Some of us here at ABG are big fans of compression ignition engines due to their inherent efficiency and massive torque. Of course none of those oil-burners would be around today (or they would at least have a different name) without the work of one Rudolf Christian Karl Diesel. On this day 150 years ago, Dr. Diesel entered the world in Paris, France. The engineer and inventor developed the concept of the compression ignition engine. Over the years he worked on many different kinds of machines including steam engines using ammonia vapor.
Ultimately, he published a treatise in 1893 that eventually led to the engine that bears his name. Interestingly, Diesel originally designed his engine to run on biofuels
such as peanut oil. Diesel engines initially went into industrial and heavy duty applications. The first automotive diesel
application was the 1936 Mercedes-Benz

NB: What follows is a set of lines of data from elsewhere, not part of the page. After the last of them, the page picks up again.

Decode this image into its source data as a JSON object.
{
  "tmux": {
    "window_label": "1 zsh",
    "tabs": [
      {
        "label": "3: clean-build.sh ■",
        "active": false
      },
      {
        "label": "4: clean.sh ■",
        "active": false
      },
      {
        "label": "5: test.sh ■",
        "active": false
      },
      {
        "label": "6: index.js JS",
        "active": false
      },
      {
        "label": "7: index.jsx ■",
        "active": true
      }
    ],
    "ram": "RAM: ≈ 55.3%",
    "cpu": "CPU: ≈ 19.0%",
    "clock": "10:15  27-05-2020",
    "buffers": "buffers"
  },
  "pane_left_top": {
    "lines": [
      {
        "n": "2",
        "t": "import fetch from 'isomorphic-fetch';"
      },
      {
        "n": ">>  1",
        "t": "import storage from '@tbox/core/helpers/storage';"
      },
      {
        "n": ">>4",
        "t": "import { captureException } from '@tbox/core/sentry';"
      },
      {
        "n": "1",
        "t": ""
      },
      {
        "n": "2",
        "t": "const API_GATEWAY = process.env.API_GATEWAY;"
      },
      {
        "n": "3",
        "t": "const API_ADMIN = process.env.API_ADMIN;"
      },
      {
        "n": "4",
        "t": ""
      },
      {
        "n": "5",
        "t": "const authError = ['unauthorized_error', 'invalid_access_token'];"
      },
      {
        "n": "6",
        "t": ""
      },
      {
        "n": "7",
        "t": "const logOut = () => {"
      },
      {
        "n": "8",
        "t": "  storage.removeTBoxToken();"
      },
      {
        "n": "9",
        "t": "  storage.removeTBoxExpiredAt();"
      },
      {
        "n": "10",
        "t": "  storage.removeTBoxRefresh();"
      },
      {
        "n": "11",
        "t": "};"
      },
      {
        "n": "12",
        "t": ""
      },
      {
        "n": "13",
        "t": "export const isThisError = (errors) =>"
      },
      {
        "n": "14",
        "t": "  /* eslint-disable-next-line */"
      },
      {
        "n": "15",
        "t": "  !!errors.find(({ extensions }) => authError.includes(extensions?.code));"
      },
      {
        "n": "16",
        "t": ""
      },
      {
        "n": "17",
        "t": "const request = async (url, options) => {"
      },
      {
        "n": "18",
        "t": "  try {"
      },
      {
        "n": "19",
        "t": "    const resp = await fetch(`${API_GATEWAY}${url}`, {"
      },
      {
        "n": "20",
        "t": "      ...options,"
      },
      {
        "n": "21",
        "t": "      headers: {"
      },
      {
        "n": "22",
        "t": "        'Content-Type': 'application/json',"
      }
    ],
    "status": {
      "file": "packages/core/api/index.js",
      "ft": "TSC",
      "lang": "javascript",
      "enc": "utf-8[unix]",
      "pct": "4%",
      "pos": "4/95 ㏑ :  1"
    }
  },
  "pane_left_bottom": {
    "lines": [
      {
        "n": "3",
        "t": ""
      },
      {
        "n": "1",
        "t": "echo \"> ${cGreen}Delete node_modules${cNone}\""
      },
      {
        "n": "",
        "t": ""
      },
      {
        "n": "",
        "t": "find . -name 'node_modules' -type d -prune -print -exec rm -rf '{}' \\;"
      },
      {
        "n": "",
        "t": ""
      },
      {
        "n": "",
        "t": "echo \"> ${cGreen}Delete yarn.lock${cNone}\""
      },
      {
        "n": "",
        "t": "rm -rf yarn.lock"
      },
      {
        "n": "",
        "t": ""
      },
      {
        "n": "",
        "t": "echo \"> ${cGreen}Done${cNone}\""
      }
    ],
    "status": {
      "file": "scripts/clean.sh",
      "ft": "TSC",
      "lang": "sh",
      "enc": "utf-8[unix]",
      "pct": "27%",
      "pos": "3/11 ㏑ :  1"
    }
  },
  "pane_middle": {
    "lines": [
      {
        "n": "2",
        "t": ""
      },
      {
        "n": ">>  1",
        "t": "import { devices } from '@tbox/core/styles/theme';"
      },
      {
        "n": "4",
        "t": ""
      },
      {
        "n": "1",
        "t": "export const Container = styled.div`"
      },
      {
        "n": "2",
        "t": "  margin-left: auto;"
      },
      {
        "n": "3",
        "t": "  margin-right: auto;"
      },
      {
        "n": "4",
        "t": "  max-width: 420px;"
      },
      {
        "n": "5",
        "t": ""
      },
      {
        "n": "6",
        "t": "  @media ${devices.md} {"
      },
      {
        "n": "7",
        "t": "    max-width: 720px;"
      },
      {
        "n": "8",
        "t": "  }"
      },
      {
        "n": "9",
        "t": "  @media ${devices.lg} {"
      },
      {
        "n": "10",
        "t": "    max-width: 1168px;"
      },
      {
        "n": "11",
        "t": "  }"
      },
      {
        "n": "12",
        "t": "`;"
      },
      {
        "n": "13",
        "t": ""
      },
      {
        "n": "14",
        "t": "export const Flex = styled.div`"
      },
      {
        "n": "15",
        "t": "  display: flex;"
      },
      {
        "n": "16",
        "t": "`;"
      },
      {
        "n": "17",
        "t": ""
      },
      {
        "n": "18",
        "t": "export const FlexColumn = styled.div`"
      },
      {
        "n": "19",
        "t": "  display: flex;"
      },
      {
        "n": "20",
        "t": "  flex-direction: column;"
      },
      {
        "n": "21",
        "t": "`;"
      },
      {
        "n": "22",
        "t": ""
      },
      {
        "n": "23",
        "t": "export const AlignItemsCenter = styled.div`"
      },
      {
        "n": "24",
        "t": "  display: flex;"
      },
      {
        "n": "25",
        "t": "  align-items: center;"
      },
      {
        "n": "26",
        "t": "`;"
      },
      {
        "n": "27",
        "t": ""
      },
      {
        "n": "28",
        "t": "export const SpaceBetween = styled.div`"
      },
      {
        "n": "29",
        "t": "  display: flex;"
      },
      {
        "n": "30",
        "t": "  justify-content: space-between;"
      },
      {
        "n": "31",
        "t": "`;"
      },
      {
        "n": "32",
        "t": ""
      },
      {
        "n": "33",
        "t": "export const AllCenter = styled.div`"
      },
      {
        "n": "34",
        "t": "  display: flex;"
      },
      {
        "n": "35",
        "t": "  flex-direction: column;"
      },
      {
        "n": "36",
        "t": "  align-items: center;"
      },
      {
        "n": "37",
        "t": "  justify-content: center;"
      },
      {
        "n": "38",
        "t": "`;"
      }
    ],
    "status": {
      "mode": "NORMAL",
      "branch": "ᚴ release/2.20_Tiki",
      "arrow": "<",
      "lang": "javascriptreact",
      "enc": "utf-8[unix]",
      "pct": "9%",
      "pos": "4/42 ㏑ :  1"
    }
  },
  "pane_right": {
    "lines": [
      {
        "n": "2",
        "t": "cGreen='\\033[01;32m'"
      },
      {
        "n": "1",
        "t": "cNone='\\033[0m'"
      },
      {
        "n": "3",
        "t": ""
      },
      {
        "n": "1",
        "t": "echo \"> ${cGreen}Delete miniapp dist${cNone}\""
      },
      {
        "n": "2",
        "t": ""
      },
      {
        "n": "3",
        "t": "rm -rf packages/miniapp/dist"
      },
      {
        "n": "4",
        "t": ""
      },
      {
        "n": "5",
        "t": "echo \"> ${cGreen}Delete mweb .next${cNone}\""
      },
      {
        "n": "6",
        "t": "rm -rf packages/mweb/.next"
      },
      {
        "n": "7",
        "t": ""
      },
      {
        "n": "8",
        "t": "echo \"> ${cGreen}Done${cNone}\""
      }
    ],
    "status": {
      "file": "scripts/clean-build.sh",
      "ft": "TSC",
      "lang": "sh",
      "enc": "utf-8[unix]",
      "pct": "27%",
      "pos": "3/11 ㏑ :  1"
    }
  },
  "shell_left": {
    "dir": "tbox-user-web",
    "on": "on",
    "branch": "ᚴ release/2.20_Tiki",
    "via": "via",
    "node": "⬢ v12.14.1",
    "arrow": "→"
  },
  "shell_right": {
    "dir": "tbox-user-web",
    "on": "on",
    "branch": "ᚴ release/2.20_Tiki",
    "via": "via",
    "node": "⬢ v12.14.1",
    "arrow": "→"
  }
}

260D. Dr. Diesel died in 1913. Happy Birthday, Rudy!
[Source: Chuck Goolsbee, Wikipedia